“English stupid,” Sopheap repeated in a loud voice.
“Why is English stupid?” I asked in a low voice.
“I hate English.” Came a voice from the rear of the class.
“Mrs. Weitmeyer hates me,” said a female voice.
“Mrs. Weitmeyer hates everybody,” another added.
Feeling the class’s support, Sopheap did a little Cambodian version of the Michael Jackson ‘Moonwalk.’
“I hate gerunds.” Cried Tiffany Lin a Stanford bound Mensa candidate.
Deep inside I felt a sense of dread.
“Yeah, and prepositional phrases.”
I was losing control.
“And what about adverbs?”
“Yeah, what about adverbs?’
A full scale revolt was near. In desperation I whacked the top of my desk and reverted to my Drill Instructor persona. “Okay, okay, at ease, Marines.” I said to the class. Then I gently brought Sopheap to a halt. “Why is English stupid?”
Apparently I’d passed him a baton, because Sopheap sucked in a big gulp of air and was off and running. “I go to music class and Mr. Creelman told me the piano thing keys.”
“Mr. Creelman’s hot,” one of my female seniors whispered.
“Then we get music sheet,” Sophead continued. “Mr. Creelman say music is in the key of A
with the little…” He grabbed a piece of chalk and made a little
# on the blackboard. “What you call this … ticky tacky toe game tingies?”
“A sharp.” I said.
"Scissor sharp.
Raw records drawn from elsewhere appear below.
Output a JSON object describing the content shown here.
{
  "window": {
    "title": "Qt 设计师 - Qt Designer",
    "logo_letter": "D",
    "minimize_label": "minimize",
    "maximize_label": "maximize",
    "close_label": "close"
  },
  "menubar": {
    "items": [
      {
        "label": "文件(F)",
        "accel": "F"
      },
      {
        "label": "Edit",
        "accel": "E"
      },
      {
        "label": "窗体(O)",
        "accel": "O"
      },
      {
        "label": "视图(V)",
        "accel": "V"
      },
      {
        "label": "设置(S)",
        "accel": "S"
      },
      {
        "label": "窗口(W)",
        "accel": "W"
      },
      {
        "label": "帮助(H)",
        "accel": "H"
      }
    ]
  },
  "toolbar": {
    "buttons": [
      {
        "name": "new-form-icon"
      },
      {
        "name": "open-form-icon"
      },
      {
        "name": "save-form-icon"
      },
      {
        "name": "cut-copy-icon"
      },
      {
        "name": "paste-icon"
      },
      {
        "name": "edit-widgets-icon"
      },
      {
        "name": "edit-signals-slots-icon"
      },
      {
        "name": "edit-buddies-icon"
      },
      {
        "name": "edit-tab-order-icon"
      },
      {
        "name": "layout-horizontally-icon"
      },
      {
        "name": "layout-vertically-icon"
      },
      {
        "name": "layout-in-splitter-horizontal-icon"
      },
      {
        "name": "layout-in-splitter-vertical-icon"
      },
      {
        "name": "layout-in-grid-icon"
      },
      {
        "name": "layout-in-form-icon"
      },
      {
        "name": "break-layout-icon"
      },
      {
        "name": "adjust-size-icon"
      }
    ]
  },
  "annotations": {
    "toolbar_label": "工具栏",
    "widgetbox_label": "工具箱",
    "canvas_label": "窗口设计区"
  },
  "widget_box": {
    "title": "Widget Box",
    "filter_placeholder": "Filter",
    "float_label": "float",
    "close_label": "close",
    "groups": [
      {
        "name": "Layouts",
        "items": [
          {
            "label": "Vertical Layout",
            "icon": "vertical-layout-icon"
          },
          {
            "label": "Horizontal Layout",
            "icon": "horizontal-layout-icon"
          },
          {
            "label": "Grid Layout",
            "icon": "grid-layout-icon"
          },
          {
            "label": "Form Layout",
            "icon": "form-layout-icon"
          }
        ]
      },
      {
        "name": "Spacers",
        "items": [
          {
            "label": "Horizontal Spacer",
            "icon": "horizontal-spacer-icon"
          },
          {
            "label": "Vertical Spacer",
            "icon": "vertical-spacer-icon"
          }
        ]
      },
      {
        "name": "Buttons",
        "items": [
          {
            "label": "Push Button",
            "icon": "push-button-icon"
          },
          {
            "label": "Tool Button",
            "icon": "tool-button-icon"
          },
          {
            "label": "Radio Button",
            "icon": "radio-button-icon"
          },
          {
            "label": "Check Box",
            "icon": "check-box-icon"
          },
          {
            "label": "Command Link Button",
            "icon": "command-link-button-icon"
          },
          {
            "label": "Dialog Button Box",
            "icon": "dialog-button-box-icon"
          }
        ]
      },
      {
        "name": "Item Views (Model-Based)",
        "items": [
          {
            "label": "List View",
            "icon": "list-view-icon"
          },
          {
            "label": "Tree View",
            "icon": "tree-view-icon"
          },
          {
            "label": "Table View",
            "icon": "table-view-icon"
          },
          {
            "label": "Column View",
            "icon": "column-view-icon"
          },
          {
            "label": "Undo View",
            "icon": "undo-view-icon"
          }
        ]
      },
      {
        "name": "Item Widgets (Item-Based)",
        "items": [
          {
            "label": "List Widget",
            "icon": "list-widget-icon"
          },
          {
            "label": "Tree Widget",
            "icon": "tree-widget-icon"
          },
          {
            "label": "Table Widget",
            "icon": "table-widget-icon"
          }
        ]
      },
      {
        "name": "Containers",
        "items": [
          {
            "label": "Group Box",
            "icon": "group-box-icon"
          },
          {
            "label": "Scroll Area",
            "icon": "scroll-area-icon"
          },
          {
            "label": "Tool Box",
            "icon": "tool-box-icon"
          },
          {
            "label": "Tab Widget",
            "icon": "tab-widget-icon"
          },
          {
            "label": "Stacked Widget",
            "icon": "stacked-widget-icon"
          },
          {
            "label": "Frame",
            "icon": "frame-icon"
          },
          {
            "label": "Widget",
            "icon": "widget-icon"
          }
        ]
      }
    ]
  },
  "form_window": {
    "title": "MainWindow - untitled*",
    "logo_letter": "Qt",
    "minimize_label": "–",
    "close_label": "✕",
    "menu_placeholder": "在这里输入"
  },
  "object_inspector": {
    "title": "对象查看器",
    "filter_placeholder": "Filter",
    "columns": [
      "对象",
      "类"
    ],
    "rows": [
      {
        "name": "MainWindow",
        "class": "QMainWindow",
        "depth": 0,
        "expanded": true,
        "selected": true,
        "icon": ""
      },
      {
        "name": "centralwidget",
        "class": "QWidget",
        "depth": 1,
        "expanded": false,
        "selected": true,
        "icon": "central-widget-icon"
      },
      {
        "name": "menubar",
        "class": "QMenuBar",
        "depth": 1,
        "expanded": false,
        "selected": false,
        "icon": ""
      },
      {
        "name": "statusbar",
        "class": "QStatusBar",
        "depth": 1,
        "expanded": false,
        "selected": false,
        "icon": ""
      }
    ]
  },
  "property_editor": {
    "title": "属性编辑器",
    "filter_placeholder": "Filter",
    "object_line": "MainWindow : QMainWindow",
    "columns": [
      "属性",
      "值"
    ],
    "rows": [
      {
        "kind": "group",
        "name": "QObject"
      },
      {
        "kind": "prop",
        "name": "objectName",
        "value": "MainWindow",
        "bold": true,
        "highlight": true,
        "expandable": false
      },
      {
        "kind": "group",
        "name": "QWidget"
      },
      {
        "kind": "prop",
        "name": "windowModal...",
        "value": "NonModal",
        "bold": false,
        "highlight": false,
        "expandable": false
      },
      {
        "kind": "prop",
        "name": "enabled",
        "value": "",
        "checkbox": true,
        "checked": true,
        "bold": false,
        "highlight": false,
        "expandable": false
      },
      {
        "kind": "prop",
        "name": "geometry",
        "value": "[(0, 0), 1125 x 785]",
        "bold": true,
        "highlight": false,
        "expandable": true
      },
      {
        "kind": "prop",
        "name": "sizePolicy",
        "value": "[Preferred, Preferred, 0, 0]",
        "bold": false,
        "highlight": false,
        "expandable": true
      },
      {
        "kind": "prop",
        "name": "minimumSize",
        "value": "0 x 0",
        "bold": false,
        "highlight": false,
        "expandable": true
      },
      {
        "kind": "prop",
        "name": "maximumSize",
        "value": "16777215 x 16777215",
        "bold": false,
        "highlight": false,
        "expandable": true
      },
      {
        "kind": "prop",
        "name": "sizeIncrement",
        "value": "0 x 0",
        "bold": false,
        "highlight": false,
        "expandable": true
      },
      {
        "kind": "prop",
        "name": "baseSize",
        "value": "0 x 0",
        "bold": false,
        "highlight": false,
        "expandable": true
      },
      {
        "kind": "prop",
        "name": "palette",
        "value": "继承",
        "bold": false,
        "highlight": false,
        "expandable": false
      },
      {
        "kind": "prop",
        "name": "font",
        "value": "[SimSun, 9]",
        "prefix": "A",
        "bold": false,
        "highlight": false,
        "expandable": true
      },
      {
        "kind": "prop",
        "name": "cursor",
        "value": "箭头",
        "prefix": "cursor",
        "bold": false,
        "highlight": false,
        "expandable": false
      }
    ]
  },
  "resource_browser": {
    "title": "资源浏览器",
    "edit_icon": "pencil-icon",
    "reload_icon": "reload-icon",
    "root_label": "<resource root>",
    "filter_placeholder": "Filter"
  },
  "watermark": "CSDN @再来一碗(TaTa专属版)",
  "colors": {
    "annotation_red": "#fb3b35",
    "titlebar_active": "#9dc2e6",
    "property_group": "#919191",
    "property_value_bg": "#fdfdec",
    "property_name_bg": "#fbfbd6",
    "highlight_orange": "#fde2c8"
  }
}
This –“ again he pointed to the # “ticky toe.”
I felt his frustration, but he kept right on.
“I go gym class. Coach Hendrick call for attendance roll. Everyone quiet. He say to some of us ‘go stand on key’. I look all over for piano or keys. Everywhere look. No piano. No keys. Nothing. I don’t know what he wants me to stand on? Then I see he has a big lot of keys on his belt so I go stand next to him. He gave me a look. I smiled. He gave me a push and told me to go stand on the key with the rest of kids…” Sopheap stood with his hands akimbo.
None of my students were attacking the Map Attack. There was a general sense of mirth. I was trapped like a rat in a maze. I knew my students wanted to watch me get out of the box. Sopheap wasn’t done.
He grabbed a piece of chalk from my desk and at the blackboard drew a rough version of basketball court.
Using the chalk as a pointer he made an x on the foul line. “You see a key here?” He looked directly at me. I thought about explaining how the basketball key was designed after the old skeleton key hole, but then I would have had to explain skeleton keys and why they were called skeleton keys and why would a skeleton need a key in the first place, so I dropped it.
Sopheap shuffled to the giant map of the United States hanging on a side wall. Sopheap pointed to Florida. “What’s this?” Smugness disappeared from his voice. This was a simple question. “Miami, Florida,” came a voice near the window. Sopheap nodded, and then ran his fingers along the black dots that trailed southward from Florida. “What’s this?” I looked around my classroom. Suddenly my 32 Double Jeopardy candidates went silent...
“The Florida Keys,” I offered lamely.
“And buttons on Computer?”
“Keys.” Three members of our volleyball team chorused.
Non-pulsed, Sopheap reached in his pocket, extracted a ring of house keys and jingled them above his head, “and these?”
“KEYS” the class shouted as one. Sopheap had a following. A definite future as a television evangelist.
He folded his arms across his diminutive chest and gave a triumphant ‘I-rest-my-case’ head bow. My class broke into applause and collective laughter.
"Well, done," I said.
Sopheap and I exchanged high fives just as the bell rang.